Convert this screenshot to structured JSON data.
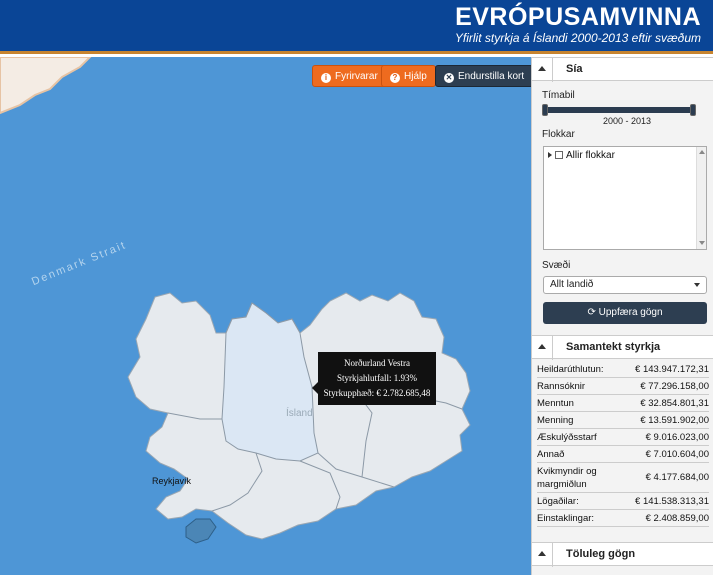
{
  "header": {
    "title": "EVRÓPUSAMVINNA",
    "subtitle": "Yfirlit styrkja á Íslandi 2000-2013 eftir svæðum"
  },
  "map": {
    "buttons": [
      {
        "label": "Fyrirvarar",
        "icon": "info-icon"
      },
      {
        "label": "Hjálp",
        "icon": "help-icon"
      },
      {
        "label": "Endurstilla kort",
        "icon": "close-icon"
      }
    ],
    "water_label": "Denmark Strait",
    "country_label": "Ísland",
    "city_label": "Reykjavík",
    "tooltip": {
      "region": "Norðurland Vestra",
      "share": "Styrkjahlutfall: 1.93%",
      "amount": "Styrkupphæð: € 2.782.685,48"
    },
    "colors": {
      "sea": "#4e96d6",
      "land": "#e6eaee",
      "highlight": "#dbe7f4",
      "capital": "#4b86b6"
    }
  },
  "sidebar": {
    "filter_title": "Sía",
    "timabil_label": "Tímabil",
    "timabil_value": "2000 - 2013",
    "flokkar_label": "Flokkar",
    "flokkar_item": "Allir flokkar",
    "svaedi_label": "Svæði",
    "svaedi_value": "Allt landið",
    "update_label": "Uppfæra gögn",
    "summary_title": "Samantekt styrkja",
    "summary": [
      {
        "k": "Heildarúthlutun:",
        "v": "€ 143.947.172,31"
      },
      {
        "k": "Rannsóknir",
        "v": "€ 77.296.158,00"
      },
      {
        "k": "Menntun",
        "v": "€ 32.854.801,31"
      },
      {
        "k": "Menning",
        "v": "€ 13.591.902,00"
      },
      {
        "k": "Æskulýðsstarf",
        "v": "€ 9.016.023,00"
      },
      {
        "k": "Annað",
        "v": "€ 7.010.604,00"
      },
      {
        "k": "Kvikmyndir og margmiðlun",
        "v": "€ 4.177.684,00"
      },
      {
        "k": "Lögaðilar:",
        "v": "€ 141.538.313,31"
      },
      {
        "k": "Einstaklingar:",
        "v": "€ 2.408.859,00"
      }
    ],
    "numbers_title": "Töluleg gögn"
  }
}
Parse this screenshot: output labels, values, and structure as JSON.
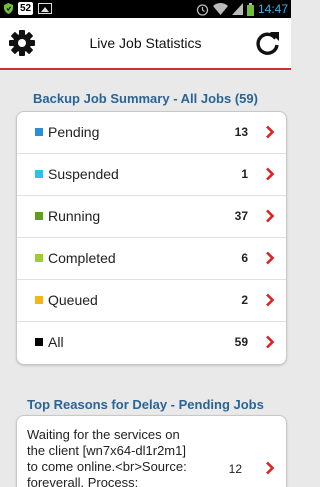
{
  "status_bar": {
    "badge": "52",
    "time": "14:47",
    "icons": [
      "shield-icon",
      "image-icon",
      "alarm-icon",
      "wifi-icon",
      "signal-icon",
      "battery-icon"
    ]
  },
  "header": {
    "title": "Live Job Statistics",
    "left_icon": "gear-icon",
    "right_icon": "refresh-icon",
    "accent_color": "#d32f2f"
  },
  "backup_summary": {
    "title": "Backup Job Summary - All Jobs (59)",
    "items": [
      {
        "label": "Pending",
        "count": "13",
        "color": "#2a8fd8"
      },
      {
        "label": "Suspended",
        "count": "1",
        "color": "#29c2e8"
      },
      {
        "label": "Running",
        "count": "37",
        "color": "#5f9e1f"
      },
      {
        "label": "Completed",
        "count": "6",
        "color": "#9ccc3c"
      },
      {
        "label": "Queued",
        "count": "2",
        "color": "#f4b41a"
      },
      {
        "label": "All",
        "count": "59",
        "color": "#000000"
      }
    ]
  },
  "delay_reasons": {
    "title": "Top Reasons for Delay - Pending Jobs",
    "items": [
      {
        "text": "Waiting for the services on\nthe client [wn7x64-dl1r2m1]\nto come online.<br>Source:\nforeverall, Process:",
        "count": "12"
      }
    ]
  }
}
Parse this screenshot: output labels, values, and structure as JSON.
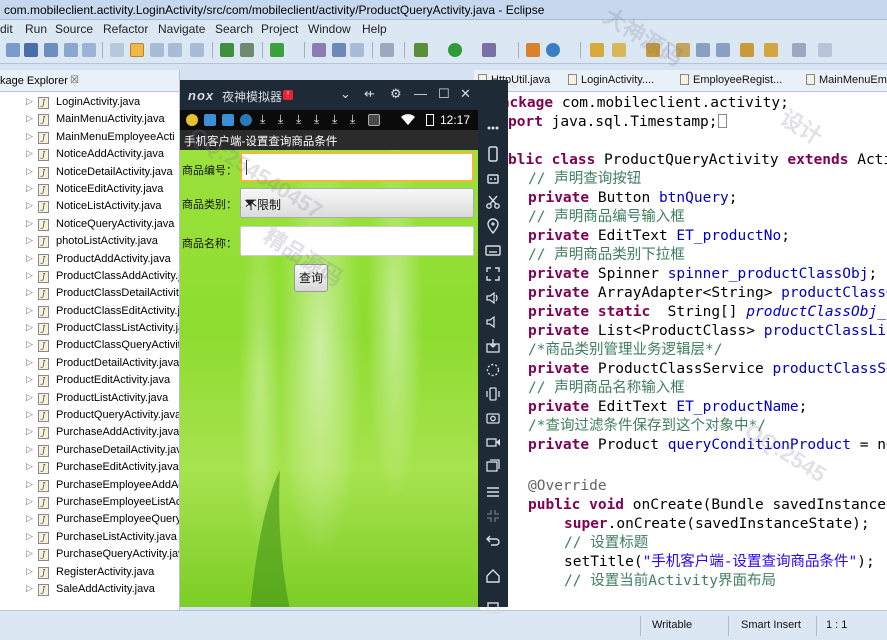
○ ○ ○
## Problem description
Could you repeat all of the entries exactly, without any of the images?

## Reply
Convert this screenshot to structured JSON data.
{
  "header": {
    "title": "EVRÓPUSAMVINNA",
    "subtitle": "Yfirlit styrkja á Íslandi 2000-2013 eftir svæðum"
  },
  "map": {
    "buttons": [
      {
        "label": "Fyrirvarar",
        "icon": "info-icon"
      },
      {
        "label": "Hjálp",
        "icon": "help-icon"
      },
      {
        "label": "Endurstilla kort",
        "icon": "close-icon"
      }
    ],
    "water_label": "Denmark Strait",
    "country_label": "Ísland",
    "city_label": "Reykjavík",
    "tooltip": {
      "region": "Norðurland Vestra",
      "share": "Styrkjahlutfall: 1.93%",
      "amount": "Styrkupphæð: € 2.782.685,48"
    },
    "colors": {
      "sea": "#4e96d6",
      "land": "#e6eaee",
      "highlight": "#dbe7f4",
      "capital": "#4b86b6"
    }
  },
  "sidebar": {
    "filter_title": "Sía",
    "timabil_label": "Tímabil",
    "timabil_value": "2000 - 2013",
    "flokkar_label": "Flokkar",
    "flokkar_item": "Allir flokkar",
    "svaedi_label": "Svæði",
    "svaedi_value": "Allt landið",
    "update_label": "Uppfæra gögn",
    "summary_title": "Samantekt styrkja",
    "summary": [
      {
        "k": "Heildarúthlutun:",
        "v": "€ 143.947.172,31"
      },
      {
        "k": "Rannsóknir",
        "v": "€ 77.296.158,00"
      },
      {
        "k": "Menntun",
        "v": "€ 32.854.801,31"
      },
      {
        "k": "Menning",
        "v": "€ 13.591.902,00"
      },
      {
        "k": "Æskulýðsstarf",
        "v": "€ 9.016.023,00"
      },
      {
        "k": "Annað",
        "v": "€ 7.010.604,00"
      },
      {
        "k": "Kvikmyndir og margmiðlun",
        "v": "€ 4.177.684,00"
      },
      {
        "k": "Lögaðilar:",
        "v": "€ 141.538.313,31"
      },
      {
        "k": "Einstaklingar:",
        "v": "€ 2.408.859,00"
      }
    ],
    "numbers_title": "Töluleg gögn"
  }
}
Parse this screenshot: output labels, values, and structure as JSON.
{
  "status_bar": {
    "badge": "52",
    "time": "14:47",
    "icons": [
      "shield-icon",
      "image-icon",
      "alarm-icon",
      "wifi-icon",
      "signal-icon",
      "battery-icon"
    ]
  },
  "header": {
    "title": "Live Job Statistics",
    "left_icon": "gear-icon",
    "right_icon": "refresh-icon",
    "accent_color": "#d32f2f"
  },
  "backup_summary": {
    "title": "Backup Job Summary - All Jobs (59)",
    "items": [
      {
        "label": "Pending",
        "count": "13",
        "color": "#2a8fd8"
      },
      {
        "label": "Suspended",
        "count": "1",
        "color": "#29c2e8"
      },
      {
        "label": "Running",
        "count": "37",
        "color": "#5f9e1f"
      },
      {
        "label": "Completed",
        "count": "6",
        "color": "#9ccc3c"
      },
      {
        "label": "Queued",
        "count": "2",
        "color": "#f4b41a"
      },
      {
        "label": "All",
        "count": "59",
        "color": "#000000"
      }
    ]
  },
  "delay_reasons": {
    "title": "Top Reasons for Delay - Pending Jobs",
    "items": [
      {
        "text": "Waiting for the services on\nthe client [wn7x64-dl1r2m1]\nto come online.<br>Source:\nforeverall, Process:",
        "count": "12"
      }
    ]
  }
}
Parse this screenshot: output labels, values, and structure as JSON.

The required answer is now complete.